▸ **Task requirements**
In the listing below, count each line that contains "glyph". The reply is that count and nothing else.

▸ **Supplied entries**
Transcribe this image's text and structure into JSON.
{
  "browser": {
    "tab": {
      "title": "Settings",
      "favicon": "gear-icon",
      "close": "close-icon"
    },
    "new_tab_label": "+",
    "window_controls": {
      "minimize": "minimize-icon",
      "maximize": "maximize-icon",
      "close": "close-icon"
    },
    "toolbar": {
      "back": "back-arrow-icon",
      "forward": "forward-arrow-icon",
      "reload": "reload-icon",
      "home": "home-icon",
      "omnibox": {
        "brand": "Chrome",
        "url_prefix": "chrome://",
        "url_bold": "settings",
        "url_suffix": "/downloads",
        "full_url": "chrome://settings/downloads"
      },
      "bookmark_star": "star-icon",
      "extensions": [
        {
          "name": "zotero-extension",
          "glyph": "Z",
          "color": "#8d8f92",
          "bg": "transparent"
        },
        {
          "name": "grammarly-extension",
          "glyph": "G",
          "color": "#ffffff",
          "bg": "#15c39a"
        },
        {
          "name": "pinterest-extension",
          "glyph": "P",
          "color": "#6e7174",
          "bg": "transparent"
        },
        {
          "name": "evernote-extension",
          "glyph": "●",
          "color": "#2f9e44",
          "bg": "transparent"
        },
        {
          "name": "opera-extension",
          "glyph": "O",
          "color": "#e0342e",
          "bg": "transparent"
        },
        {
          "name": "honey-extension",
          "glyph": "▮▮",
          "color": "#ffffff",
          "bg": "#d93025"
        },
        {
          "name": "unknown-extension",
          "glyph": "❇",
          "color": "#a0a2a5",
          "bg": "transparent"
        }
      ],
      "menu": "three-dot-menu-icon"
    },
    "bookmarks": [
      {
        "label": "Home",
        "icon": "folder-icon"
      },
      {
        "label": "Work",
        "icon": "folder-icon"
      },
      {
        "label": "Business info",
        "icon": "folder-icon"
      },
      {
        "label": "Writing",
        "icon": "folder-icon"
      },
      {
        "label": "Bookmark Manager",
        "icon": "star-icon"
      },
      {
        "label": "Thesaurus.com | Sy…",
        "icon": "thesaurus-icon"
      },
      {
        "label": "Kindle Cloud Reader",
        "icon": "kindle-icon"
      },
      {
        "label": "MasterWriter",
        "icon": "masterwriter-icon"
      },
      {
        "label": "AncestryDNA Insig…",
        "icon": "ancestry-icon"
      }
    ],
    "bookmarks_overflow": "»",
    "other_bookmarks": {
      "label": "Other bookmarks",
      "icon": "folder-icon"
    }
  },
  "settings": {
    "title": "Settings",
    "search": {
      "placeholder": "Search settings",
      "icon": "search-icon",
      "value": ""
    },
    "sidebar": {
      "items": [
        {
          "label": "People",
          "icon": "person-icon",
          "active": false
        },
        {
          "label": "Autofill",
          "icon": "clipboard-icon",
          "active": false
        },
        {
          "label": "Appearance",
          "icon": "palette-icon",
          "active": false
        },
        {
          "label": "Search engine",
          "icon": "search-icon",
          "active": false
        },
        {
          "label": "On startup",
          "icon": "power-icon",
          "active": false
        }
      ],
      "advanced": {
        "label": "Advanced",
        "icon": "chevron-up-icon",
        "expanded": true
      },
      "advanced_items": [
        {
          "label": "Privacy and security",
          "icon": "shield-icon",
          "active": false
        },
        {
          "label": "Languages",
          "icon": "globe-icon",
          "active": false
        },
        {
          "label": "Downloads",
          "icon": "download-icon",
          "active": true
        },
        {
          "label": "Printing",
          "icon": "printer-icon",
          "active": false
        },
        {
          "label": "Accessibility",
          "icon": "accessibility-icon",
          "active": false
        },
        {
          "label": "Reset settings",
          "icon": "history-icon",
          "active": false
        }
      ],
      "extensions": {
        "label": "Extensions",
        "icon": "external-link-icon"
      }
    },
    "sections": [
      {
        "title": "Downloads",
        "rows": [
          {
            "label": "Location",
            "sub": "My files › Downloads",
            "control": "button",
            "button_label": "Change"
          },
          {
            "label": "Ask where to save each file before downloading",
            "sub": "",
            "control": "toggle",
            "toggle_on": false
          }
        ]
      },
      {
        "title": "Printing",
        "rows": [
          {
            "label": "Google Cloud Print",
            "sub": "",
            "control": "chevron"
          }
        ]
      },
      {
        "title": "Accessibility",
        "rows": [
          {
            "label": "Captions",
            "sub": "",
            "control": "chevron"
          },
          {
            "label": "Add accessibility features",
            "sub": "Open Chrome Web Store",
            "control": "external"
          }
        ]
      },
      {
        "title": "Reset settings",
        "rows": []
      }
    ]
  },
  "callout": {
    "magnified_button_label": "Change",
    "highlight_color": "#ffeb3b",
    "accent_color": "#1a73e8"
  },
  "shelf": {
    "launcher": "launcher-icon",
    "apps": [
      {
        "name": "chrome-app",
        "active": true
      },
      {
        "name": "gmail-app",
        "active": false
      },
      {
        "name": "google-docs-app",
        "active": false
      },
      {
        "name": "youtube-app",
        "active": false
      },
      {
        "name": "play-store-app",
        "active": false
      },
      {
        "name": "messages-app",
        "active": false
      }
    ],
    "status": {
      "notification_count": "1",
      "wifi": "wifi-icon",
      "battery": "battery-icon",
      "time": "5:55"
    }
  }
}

▸ **Answer to the problem**
7